%%

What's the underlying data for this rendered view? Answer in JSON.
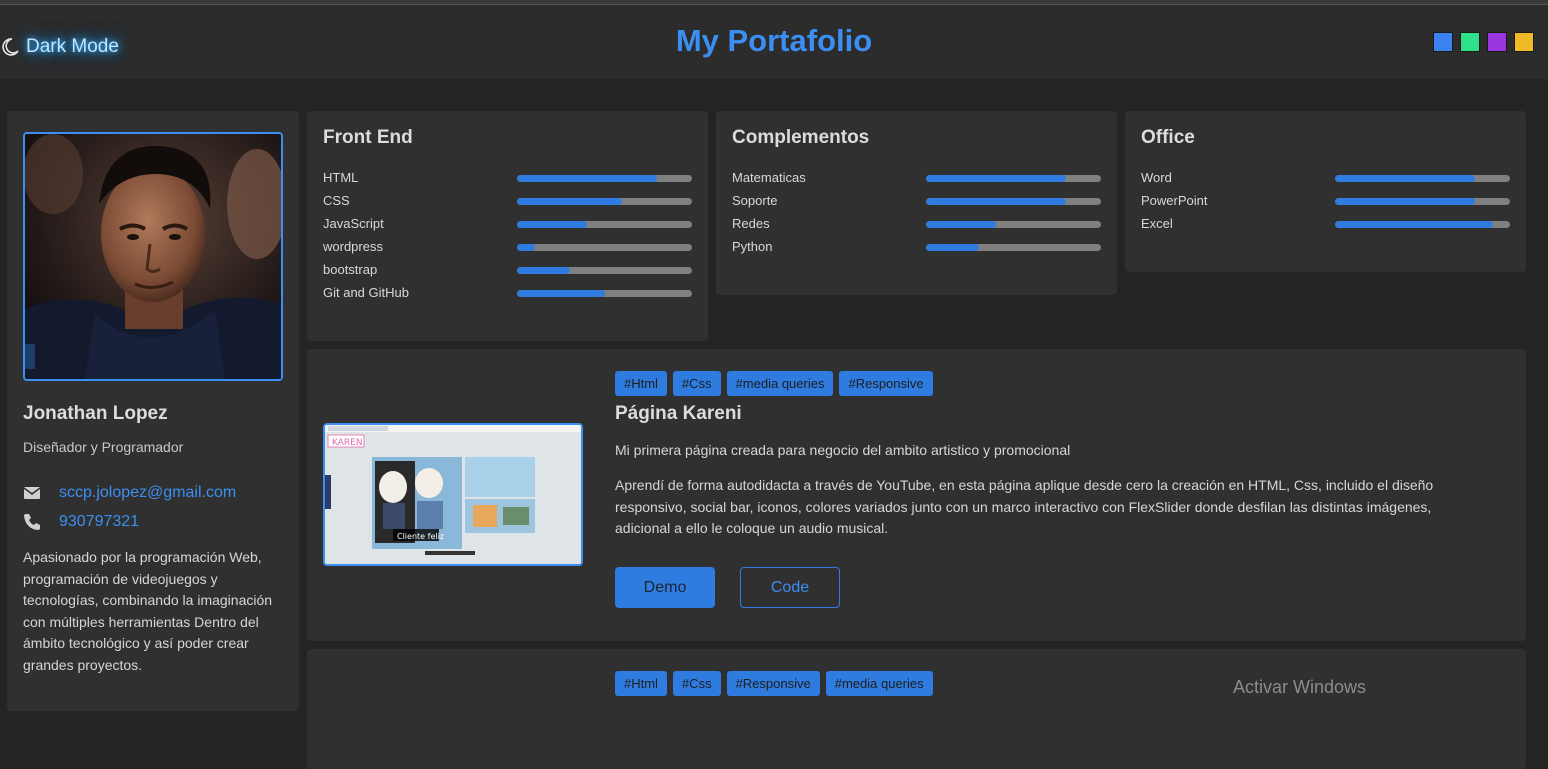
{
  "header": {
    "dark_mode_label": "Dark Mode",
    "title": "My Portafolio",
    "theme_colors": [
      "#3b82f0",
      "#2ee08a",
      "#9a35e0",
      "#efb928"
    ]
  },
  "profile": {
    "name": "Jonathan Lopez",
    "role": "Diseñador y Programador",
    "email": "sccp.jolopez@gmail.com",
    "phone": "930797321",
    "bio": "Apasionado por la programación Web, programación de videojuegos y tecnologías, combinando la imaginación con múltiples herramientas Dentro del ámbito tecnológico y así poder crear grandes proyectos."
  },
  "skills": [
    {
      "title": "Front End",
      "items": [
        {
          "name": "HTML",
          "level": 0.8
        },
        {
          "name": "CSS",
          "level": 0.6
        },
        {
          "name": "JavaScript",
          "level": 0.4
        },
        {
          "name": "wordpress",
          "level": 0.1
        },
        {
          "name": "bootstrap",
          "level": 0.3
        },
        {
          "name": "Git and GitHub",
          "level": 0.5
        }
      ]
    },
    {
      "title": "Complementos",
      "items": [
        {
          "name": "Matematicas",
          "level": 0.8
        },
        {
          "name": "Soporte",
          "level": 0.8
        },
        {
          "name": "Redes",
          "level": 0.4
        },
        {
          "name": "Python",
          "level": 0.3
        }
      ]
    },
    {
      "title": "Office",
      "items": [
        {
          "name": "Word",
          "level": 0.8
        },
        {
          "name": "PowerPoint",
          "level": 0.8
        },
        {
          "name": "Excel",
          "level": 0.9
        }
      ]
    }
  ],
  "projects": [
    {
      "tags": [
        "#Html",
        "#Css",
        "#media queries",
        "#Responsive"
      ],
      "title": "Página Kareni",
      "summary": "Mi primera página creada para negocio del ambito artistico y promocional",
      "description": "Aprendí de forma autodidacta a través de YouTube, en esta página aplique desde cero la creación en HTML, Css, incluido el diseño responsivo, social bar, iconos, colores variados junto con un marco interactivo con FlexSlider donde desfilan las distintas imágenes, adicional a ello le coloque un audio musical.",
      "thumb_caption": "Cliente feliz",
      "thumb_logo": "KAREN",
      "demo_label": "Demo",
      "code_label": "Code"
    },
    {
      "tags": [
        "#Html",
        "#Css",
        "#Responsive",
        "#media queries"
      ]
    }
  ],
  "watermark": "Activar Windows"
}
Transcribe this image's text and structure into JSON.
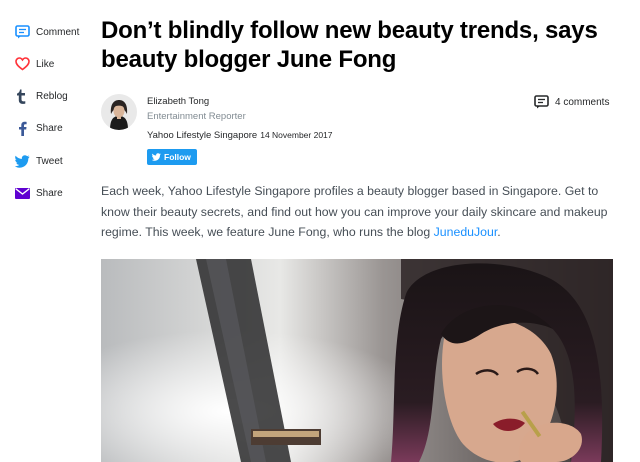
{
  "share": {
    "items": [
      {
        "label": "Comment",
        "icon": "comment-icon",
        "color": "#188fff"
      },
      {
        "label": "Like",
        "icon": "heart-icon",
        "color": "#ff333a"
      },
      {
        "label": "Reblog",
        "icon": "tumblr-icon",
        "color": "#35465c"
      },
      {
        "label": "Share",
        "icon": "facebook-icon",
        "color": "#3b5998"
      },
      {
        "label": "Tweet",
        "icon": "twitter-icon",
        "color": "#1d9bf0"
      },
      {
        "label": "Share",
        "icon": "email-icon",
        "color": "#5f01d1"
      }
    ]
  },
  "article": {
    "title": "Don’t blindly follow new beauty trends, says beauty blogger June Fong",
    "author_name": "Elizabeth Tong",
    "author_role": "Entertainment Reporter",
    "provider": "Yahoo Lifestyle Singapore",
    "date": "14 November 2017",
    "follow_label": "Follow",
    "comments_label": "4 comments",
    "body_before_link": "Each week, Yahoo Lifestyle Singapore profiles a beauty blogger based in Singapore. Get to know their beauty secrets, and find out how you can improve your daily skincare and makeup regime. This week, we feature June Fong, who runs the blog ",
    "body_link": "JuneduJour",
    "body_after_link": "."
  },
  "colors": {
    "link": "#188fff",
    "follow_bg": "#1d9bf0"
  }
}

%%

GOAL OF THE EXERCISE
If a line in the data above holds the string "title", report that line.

RESULT
    "title": "My Portafolio",
      "title": "Front End",
      "title": "Complementos",
      "title": "Office",
      "title": "Página Kareni",
    "title": "Don’t blindly follow new beauty trends, says beauty blogger June Fong",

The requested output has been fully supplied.